The fastest growing sport in the world is making its way to Westchester. Pickleball, a mash-up of tennis, badminton and ping pong, played by 4.2 million Americans including celebrities like Leonardo DiCaprio and Melinda Gates, is slowly gaining steam in Westchester. Pickleball instructor Manny Boya, who co-owns Yorktown Heights’ Granite Knolls Park, says 1,300-players have signed up to play there. Westchester town parks, as well as local sports facilities, are gearing up to offer pickleball lessons and game. Ready to play? Here’s how Westchester families can get their pickleball on.
Why Should Westchester Families Play Pickleball?
Pickleball is great for kids — it’s easy to learn, light-hearted and fun. It’s also timely—the game’s popularity is clearly on the rise and opportunities to play in the community and school are sure to take off. This is also a great game for aging parents: Underhanded serving reduces shoulder extension and the smaller pickleball courts require fewer steps. The paddles are lighter than a tennis racket which also lessens the strain on elbows and wrists. And if kids and parents are learning pickleball at the same time, there’s a greater chance that they will be able to play and learn together.
Is Pickleball Picking Up in Westchester?
According to Juan Arraya, the director of racquet sports at the Greenwich Country Club, New York has been oddly slow to join this national movement. Many states are passionately pursuing pickleball as the new family sport. “We are very different from Florida or South Carolina or Texas — where pickleball is exploding,” Arraya says. At this point, Westchester has too few public facilities, he explains, because of its expensive real estate and seasonal weather.
That said, Arraya insists that many clubs and parks are gearing up to build courts in the next year. “Some clubs will set up a temporary net, but we do need more courts — and the clubs are starting to understand that.”
Where to Play Pickleball in Westchester
The best place to play right now is Yorktown Heights Granite Knolls Park, which has six outdoor courts, Arraya says.
Starting in late February 2022, “Pickleball by Adam” at Ardsley’s House of Sports will offer newbie and advanced beginner classes. Adults and kids can learn basic swing techniques, strategies of the game, how to serve, plus volleying, lobbing and dinking basics. All instructors are certified by the International Federation of Pickleball.
Also, Tibbetts Brook Park in Yonkers just opened a new pickleball court, and Leonard Park in Mount Kisco will open a pickleball court this spring. The E. Rumbrook Park in Greenburgh has made their four platform tennis courts available for pickleball players. Rye Brook’s Crawford Park lets pickleball players use their outdoor basketball courts (with painted lines for pickleball) at certain time so check their schedule.
Finally, Arraya is relaunching his Fairfield-Westchester PB League — which started in 2021 with 44 Westchester clubs and over 1600 players. (You have to belong to a club to join the league.) This year he expects over 2,000 people to play in the league, which starts mid-May and continues through fall.

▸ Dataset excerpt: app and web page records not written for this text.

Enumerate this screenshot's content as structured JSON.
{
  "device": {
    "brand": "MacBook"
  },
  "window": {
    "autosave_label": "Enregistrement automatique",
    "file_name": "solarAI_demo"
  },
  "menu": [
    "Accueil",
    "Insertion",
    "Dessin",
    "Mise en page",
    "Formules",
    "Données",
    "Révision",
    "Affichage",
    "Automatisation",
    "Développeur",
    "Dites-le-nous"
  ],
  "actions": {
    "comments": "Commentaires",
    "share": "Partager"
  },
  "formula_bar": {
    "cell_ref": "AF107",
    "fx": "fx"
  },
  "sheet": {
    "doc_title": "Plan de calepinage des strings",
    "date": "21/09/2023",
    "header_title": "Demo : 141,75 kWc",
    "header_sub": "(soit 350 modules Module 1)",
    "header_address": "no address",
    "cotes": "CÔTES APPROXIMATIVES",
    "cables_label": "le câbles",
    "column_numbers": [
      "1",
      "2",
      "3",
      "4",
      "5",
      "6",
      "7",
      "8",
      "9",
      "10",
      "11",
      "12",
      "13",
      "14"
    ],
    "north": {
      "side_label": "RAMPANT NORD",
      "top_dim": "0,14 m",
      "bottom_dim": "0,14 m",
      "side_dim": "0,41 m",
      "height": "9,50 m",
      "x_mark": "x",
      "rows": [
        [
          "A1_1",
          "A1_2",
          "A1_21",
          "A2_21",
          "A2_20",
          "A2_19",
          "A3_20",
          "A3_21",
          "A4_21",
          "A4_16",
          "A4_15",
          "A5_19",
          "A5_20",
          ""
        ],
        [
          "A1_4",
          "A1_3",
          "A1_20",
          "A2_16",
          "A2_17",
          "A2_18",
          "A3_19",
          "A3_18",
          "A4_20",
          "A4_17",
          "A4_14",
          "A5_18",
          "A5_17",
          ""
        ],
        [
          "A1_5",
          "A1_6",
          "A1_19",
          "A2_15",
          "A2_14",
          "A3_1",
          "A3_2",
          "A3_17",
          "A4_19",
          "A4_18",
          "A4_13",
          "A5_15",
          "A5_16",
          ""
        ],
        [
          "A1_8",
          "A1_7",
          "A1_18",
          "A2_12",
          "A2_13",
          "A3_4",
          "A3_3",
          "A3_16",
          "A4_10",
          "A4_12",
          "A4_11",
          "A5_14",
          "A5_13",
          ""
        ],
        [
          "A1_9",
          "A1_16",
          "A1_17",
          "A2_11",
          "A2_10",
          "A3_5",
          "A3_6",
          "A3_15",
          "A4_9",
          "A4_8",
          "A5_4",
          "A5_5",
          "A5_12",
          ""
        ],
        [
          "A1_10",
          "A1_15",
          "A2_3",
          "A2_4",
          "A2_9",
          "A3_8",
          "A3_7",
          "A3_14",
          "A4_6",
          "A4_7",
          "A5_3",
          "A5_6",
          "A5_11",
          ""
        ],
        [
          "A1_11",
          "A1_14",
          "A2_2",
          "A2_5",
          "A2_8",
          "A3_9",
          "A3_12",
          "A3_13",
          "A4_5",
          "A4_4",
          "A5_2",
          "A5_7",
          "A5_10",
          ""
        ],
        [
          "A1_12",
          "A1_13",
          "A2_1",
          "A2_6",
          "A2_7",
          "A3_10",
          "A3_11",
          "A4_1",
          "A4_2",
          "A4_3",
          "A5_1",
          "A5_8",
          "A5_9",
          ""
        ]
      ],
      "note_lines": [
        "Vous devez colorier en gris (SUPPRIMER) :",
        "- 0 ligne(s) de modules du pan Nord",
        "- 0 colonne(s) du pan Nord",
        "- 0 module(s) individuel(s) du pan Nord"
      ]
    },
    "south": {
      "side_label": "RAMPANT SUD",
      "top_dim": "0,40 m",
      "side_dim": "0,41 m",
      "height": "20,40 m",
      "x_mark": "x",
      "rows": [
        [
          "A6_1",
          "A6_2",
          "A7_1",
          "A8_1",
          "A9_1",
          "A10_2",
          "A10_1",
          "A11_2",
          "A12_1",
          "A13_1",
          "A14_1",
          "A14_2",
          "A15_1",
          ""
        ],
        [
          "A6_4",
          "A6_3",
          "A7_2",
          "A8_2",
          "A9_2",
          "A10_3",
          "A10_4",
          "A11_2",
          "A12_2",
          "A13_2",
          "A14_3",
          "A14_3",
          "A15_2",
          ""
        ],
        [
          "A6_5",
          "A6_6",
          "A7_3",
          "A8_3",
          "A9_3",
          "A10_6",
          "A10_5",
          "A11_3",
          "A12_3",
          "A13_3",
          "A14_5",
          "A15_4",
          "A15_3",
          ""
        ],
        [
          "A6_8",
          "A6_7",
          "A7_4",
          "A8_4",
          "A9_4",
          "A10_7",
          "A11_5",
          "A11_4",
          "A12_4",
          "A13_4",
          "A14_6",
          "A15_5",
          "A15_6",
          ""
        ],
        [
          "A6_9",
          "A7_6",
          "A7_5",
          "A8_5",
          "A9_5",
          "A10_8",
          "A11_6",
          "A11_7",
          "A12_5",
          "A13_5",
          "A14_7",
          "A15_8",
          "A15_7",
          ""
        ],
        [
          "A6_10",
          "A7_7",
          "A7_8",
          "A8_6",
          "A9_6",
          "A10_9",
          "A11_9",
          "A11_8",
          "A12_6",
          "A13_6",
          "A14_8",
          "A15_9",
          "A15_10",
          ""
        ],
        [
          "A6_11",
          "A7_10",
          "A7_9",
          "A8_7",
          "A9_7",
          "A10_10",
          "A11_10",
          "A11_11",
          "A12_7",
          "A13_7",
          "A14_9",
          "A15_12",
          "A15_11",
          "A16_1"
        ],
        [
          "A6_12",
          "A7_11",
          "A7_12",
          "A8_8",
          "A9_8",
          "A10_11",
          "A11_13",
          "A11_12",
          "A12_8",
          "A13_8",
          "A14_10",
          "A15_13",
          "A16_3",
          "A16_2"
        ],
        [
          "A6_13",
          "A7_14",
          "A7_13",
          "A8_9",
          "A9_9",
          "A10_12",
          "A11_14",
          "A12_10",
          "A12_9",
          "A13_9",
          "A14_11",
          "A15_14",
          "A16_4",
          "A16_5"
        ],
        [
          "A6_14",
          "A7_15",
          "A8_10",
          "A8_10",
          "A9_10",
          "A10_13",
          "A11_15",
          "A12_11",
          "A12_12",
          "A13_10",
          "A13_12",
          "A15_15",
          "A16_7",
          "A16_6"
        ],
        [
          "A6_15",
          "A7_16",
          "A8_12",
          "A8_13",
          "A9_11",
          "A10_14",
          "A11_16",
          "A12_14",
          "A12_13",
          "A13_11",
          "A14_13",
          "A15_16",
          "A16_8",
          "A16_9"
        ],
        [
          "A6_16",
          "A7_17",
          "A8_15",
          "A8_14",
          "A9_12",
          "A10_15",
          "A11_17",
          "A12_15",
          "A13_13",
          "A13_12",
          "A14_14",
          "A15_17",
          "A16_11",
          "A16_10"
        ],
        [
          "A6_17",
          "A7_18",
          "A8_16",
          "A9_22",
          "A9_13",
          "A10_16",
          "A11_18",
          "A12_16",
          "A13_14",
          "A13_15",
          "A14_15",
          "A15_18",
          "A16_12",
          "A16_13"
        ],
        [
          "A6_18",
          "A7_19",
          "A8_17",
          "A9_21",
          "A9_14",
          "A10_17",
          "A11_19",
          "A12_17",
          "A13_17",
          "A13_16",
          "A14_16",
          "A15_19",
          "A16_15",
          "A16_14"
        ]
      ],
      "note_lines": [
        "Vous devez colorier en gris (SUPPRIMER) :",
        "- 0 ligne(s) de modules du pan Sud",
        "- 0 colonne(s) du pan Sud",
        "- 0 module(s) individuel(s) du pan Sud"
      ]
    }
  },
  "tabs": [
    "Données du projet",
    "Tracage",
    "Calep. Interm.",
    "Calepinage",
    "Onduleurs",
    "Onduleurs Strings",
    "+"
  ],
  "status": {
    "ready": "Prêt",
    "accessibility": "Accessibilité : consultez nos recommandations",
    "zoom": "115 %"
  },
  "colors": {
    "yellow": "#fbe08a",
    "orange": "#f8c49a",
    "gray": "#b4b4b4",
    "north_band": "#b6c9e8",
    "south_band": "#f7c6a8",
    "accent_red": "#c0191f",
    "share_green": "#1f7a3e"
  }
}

How to Find Pickleball in Westchester
Westchester resident and pickleball lover Laura E. Kelly says Westchester families should call their parks’ recreation centers. “Make sure to find out if you have to pay for a resident permit to access the courts and what the reservation and guest pass rules are (if any),” she says. Kelly also recommends players check with their local school’s continuing education programs, which may offer programs at the school or senior center gyms. “And ask around,” she says. Pickleball is often word of mouth — especially on the tennis courts.
If you want to play on a public court, you can find gear on Pickleball Central, which has a range of equipment and tips on what to choose for your needs. It might be useful to join the most active local Facebook groups: Somers NY Pickleball Community Group and Ridgefield Pickleball. Newbies can also join the national Pickleball for Beginners group on Facebook for tips and best practices.
Finally, Westchester residents should make it known to their towns and clubs that there is a need for pickleball courts and lessons, Arraya says. “We need to get the word out. It’s such a great game. We need more pickleball in Westchester.”